Let’s begin with a platitude point: what’s the role of film festival and why film festivals are set up. A film festival in some extent is defined as a special film programme (Stafford 187). For audiences, film festivals are providing the chance to meet filmmakers, celebrities or others associated with cinema culture as well as offering the opportunity for audiences to enjoy films are usually commercially infeasible in mass-market (Stafford, 187; Peranson, 191). For industry, film festivals are (cultural) events, which are believed an important advantage distinguishes from art house screenings. Because they are events, they have different marketing choices; because they are events, they could stimulate the local economy. And because they are events, they could support the industry prestige (Stafford, 187; Peranson, 192). However, some issues currently exist in film festivals we have to consider.
Goal of festival is the first consideration. “An international film festival’s priority is to show the very best of the year’s output in world cinema”. Yet it impossible to be achieved in any film festivals, and even cannot have this goal for most film festivals (Peranson, 192). But why? Due to the second consideration: the commercial interest. Film festivals play a role of political actors and they are related to interest groups (such as funding/sales agents, distributor/buyer, governments, critics, or all-important big money sponsors). Festivals would be influenced and also film market is controlled by these interest groups (Stafford, 191; Peranson, 197). In other words, interest group influences what (kind of) films are going to what festivals (Peranson 193). The competition units are set up seems more like for film critics, for viewers unwilling to choose and most importantly, for interest groups who want to celebrities presenting (202). An interesting word could summary this: first you get the power, then you get the money (193). The third concern is the scale of festival. Toronto and Cannes which stand for the large festival have both power and money not need to consider the screening fee but have decision of what films they want. In contrast, smaller festivals with less money and power are advised to show ‘older’ films (Stafford, 188; Peranson, 197).
Stafford mentioned an interesting concept: the ‘festival film’. Typical ‘festival films’ aim to reflect the filmmaker personal style or some universal social issues, but they hard to appear at the mainstream festivals or even never be official released. Because of the lack of commercial attraction, ‘festival film’ in some film culture is not enough attention, it will likely only have audiences during the festival. But auteur films are seen as the most high-profile festival films, as the identity of the director is more worthy of attention than film genre and star (191).

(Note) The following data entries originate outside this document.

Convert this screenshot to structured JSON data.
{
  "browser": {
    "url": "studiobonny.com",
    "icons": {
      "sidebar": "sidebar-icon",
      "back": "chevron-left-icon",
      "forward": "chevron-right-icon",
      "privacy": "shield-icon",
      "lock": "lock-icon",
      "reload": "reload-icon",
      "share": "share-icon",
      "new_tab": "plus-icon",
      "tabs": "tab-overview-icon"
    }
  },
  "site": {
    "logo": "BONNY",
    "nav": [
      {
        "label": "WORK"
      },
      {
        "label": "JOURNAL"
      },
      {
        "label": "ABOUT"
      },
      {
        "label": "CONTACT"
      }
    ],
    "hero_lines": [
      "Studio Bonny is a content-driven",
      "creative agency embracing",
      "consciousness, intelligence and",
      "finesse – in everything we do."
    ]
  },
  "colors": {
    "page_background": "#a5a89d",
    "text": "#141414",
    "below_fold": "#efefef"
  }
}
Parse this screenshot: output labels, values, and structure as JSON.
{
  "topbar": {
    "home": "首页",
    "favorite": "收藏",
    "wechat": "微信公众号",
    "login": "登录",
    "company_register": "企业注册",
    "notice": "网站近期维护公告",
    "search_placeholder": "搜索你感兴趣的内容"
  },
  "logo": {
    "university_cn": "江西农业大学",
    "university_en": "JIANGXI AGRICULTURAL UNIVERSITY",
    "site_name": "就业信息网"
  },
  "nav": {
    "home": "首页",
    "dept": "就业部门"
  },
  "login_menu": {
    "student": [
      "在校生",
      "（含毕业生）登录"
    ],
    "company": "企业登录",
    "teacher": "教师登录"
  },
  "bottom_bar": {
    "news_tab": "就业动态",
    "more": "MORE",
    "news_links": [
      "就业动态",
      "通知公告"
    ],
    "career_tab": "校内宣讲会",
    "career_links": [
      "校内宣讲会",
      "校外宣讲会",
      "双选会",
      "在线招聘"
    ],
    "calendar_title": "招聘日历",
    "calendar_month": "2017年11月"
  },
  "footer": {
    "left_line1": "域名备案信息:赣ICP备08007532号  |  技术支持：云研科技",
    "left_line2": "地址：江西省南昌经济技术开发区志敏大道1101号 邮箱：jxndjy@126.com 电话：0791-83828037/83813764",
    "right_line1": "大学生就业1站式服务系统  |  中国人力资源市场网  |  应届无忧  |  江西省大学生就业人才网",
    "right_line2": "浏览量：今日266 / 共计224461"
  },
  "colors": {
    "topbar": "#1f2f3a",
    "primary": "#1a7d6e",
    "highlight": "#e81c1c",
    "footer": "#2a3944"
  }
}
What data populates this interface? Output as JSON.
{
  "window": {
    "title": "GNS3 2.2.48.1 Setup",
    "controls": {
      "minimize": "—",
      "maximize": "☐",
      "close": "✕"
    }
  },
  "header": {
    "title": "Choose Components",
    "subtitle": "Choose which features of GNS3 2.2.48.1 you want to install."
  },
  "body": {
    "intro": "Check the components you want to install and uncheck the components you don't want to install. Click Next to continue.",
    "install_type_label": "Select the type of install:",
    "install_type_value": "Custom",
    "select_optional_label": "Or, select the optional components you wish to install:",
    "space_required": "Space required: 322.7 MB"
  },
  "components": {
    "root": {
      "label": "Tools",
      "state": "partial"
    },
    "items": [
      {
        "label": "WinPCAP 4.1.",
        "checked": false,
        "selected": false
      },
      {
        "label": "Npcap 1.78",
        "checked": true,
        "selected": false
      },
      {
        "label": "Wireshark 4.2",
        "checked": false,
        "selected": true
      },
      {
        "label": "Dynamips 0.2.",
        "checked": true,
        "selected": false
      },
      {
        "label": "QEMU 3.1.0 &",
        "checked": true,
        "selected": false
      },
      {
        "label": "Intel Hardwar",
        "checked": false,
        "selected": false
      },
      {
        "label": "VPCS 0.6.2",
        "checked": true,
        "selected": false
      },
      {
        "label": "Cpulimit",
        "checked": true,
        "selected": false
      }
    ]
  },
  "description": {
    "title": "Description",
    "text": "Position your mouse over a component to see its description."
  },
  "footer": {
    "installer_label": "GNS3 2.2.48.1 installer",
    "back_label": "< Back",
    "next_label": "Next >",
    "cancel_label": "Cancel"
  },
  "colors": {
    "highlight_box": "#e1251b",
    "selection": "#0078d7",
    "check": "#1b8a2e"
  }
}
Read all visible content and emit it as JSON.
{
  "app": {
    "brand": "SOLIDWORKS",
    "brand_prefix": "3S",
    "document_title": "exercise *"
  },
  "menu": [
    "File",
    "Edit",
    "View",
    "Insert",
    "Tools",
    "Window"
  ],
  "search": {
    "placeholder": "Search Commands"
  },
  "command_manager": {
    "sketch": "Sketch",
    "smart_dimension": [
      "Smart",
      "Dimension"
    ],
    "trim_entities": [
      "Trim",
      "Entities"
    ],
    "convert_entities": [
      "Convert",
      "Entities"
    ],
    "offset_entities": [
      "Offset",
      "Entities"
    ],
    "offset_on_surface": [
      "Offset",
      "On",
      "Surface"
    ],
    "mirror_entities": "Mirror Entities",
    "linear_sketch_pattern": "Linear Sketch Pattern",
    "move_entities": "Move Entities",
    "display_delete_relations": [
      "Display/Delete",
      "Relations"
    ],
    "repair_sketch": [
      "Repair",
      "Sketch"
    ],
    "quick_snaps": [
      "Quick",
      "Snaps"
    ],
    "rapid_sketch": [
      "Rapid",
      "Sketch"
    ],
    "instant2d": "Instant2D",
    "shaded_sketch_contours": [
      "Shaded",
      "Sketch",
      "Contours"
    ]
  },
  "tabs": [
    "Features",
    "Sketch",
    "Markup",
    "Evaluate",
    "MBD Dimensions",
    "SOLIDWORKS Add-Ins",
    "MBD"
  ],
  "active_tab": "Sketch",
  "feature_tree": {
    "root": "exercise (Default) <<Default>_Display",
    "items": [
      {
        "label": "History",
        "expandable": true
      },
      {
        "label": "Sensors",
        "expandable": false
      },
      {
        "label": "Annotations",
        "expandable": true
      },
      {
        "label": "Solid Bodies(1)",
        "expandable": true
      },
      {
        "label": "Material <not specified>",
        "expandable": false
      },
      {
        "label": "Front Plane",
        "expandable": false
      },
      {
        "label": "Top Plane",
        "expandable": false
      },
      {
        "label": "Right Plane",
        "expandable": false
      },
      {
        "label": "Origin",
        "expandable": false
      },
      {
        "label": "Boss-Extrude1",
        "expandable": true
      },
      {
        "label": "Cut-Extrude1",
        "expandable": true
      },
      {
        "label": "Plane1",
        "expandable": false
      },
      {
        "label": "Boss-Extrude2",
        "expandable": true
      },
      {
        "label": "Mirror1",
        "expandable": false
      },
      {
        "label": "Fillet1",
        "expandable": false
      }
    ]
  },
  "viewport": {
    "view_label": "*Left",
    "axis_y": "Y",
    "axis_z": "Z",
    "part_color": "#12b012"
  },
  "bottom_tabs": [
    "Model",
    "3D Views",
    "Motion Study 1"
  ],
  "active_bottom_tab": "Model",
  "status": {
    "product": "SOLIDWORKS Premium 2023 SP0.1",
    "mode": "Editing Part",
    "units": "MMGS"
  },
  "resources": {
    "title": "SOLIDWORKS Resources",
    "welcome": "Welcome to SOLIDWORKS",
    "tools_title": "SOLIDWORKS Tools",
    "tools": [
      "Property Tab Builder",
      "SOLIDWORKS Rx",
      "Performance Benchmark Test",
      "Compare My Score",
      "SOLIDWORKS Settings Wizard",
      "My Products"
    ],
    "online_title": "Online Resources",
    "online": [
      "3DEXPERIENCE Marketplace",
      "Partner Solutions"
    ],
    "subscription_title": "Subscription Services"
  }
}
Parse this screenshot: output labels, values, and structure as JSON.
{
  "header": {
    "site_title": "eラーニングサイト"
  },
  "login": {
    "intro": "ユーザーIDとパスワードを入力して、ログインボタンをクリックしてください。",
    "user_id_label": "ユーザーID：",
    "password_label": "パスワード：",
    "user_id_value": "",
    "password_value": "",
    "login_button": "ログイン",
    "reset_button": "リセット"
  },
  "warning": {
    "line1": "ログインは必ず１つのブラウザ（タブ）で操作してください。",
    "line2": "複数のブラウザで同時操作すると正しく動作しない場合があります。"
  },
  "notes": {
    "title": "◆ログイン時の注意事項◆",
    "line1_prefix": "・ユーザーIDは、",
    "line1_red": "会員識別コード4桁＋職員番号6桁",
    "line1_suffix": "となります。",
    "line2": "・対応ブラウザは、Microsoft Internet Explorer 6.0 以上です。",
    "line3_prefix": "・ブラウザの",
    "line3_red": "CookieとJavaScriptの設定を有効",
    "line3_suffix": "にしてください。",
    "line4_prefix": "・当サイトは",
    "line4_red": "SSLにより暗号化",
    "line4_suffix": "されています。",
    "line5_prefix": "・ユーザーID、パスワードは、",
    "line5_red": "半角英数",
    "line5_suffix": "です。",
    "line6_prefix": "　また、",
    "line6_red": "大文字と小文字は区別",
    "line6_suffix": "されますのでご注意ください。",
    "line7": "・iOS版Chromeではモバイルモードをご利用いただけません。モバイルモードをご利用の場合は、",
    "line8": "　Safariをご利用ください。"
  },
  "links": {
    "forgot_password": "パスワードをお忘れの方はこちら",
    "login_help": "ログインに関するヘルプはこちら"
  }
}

So, how to get a film into a mainstream film festival like Cannes, Berlin, Venice or Toronto? Peranson’s suggestion is getting a powerful sales agent (198). And, to assess a festival, perhaps you should look at what they do show as well as what they do not show (203).
Stafford, Roy. The Global Film Book. Routledge, 2014.
Peranson, Mark. “First you get the power, then you get the money: two models of film festivals.” The Film Festival Reader, edited by Iordanova Dina, St Andrews Film Studies, 2013, pp. 191-203.